The exit polls from Brazil are showing that Heloisa Helena, the P-Sol senator who stood as a candidate for the Left Front against Lula's corrupt neoliberalism, has taken 7% of the vote, less than the 10% exit polls gave her, but still an excellent result. Helena was expelled from the PT when she refused to support the former CEO of the Bank of Boston as head of the Central Bank, and was instrumental in setting up P-Sol, the largest left-wing opposition party in Brazil. Exit polls suggest that if Helena asks her voters to back Lula in the second round, half will do so, but only 3% will vote for Alckmin, the trailing opposition candidate from the right-wing PSDB. In all likelihood, Lula will win, but now knows he faces a substantial threat to his left. This is important because if there had not been a united left candidate, those votes would either have gone down to apathy or would have slid into the pocket of Alckmin. It is also important because Lula has shown a willingness at every turn to make deals with the hard right and enforce ruthless discipline within his party against those who refuse to acquiesce in his IMF-sponsored programme. Social-democratic parties have done this everywhere because they believe they can afford to take their base for granted.

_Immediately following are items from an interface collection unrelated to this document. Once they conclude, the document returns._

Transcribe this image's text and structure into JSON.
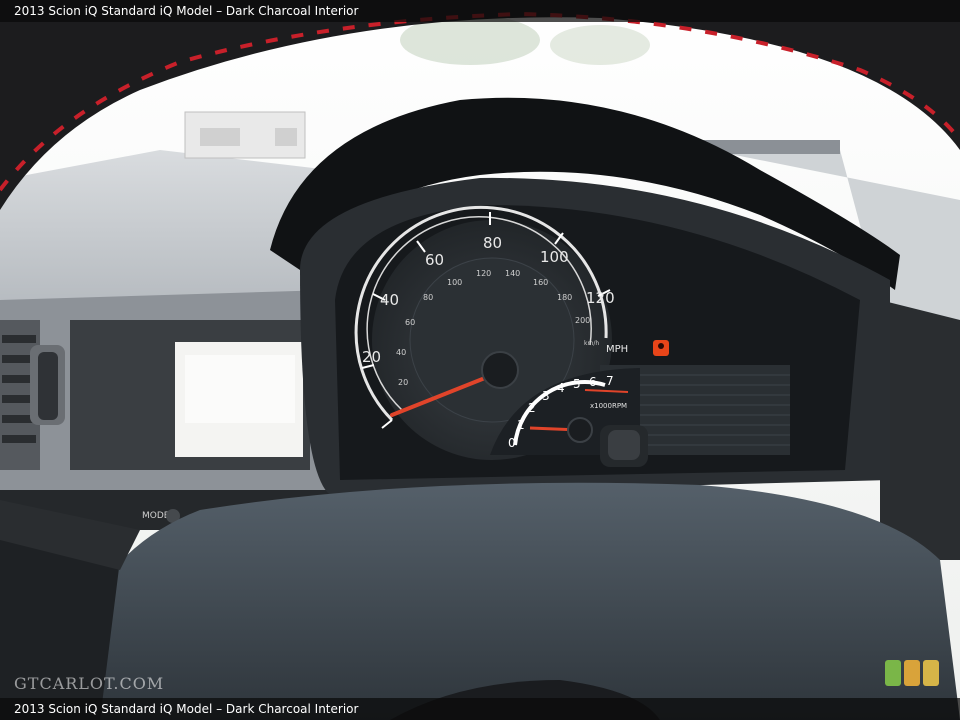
{
  "caption": "2013 Scion iQ Standard iQ Model – Dark Charcoal Interior",
  "watermark": "GTCARLOT.COM",
  "speedometer": {
    "mph_ticks": [
      "20",
      "40",
      "60",
      "80",
      "100",
      "120"
    ],
    "kmh_ticks": [
      "20",
      "40",
      "60",
      "80",
      "100",
      "120",
      "140",
      "160",
      "180",
      "200"
    ],
    "mph_unit": "MPH",
    "kmh_unit": "km/h"
  },
  "tachometer": {
    "ticks": [
      "0",
      "1",
      "2",
      "3",
      "4",
      "5",
      "6",
      "7"
    ],
    "unit": "x1000RPM"
  },
  "dash_label": "MODE",
  "size_buttons": [
    {
      "color": "#7ab648"
    },
    {
      "color": "#d9a33a"
    },
    {
      "color": "#d6b548"
    }
  ],
  "colors": {
    "stitching": "#c8202a",
    "needle": "#e0442a",
    "warning_light": "#ff4a1a"
  }
}
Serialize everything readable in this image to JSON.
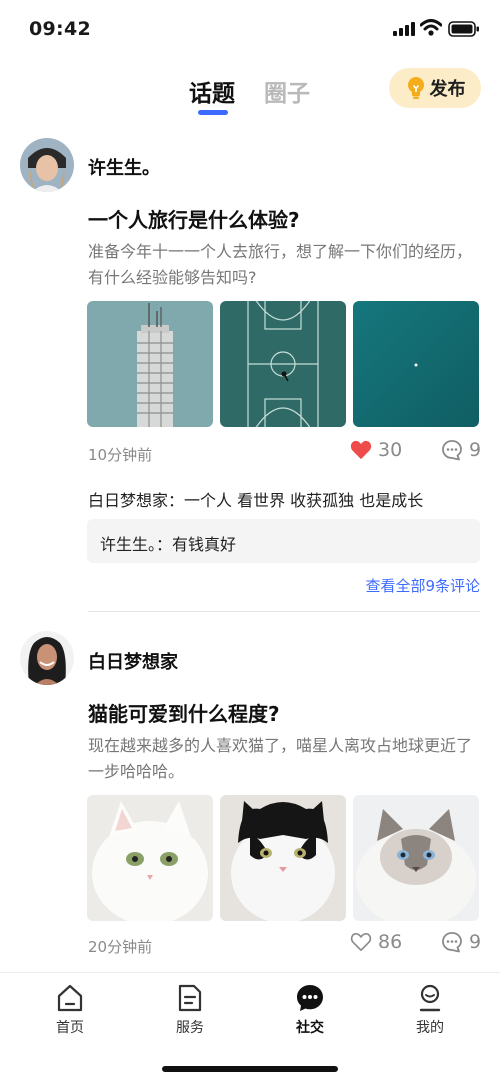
{
  "status_bar": {
    "time": "09:42"
  },
  "header": {
    "tabs": [
      {
        "label": "话题",
        "active": true
      },
      {
        "label": "圈子",
        "active": false
      }
    ],
    "publish_label": "发布",
    "accent_color": "#3d6bff",
    "publish_bg": "#fcedc8"
  },
  "posts": [
    {
      "author": "许生生。",
      "title": "一个人旅行是什么体验?",
      "description": "准备今年十一一个人去旅行，想了解一下你们的经历，有什么经验能够告知吗?",
      "images": [
        "building-photo",
        "basketball-court-aerial-photo",
        "teal-sea-aerial-photo"
      ],
      "time": "10分钟前",
      "likes": "30",
      "liked": true,
      "comment_count": "9",
      "comments": [
        {
          "text": "白日梦想家：一个人 看世界 收获孤独 也是成长"
        },
        {
          "text": "许生生。：有钱真好"
        }
      ],
      "view_all": "查看全部9条评论"
    },
    {
      "author": "白日梦想家",
      "title": "猫能可爱到什么程度?",
      "description": "现在越来越多的人喜欢猫了，喵星人离攻占地球更近了一步哈哈哈。",
      "images": [
        "white-cat-photo",
        "black-white-cat-photo",
        "fluffy-blue-eyed-cat-photo"
      ],
      "time": "20分钟前",
      "likes": "86",
      "liked": false,
      "comment_count": "9"
    }
  ],
  "bottom_nav": {
    "items": [
      {
        "label": "首页",
        "icon": "home-icon"
      },
      {
        "label": "服务",
        "icon": "service-icon"
      },
      {
        "label": "社交",
        "icon": "social-icon",
        "active": true
      },
      {
        "label": "我的",
        "icon": "profile-icon"
      }
    ]
  }
}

The most important determinant of Brazil's future is what the workers movement can achieve and it has to be mentioned that the MST, the landless workers movement, is perhaps the most successful grassroots movement in Latin America. Lula can only succeed in weakening trade union power and enforcing recessionary measures to the extent that they allow him. But now many of his loyal senators will not only have to worry about restraining the labour movement, but also about the possibility of losing power.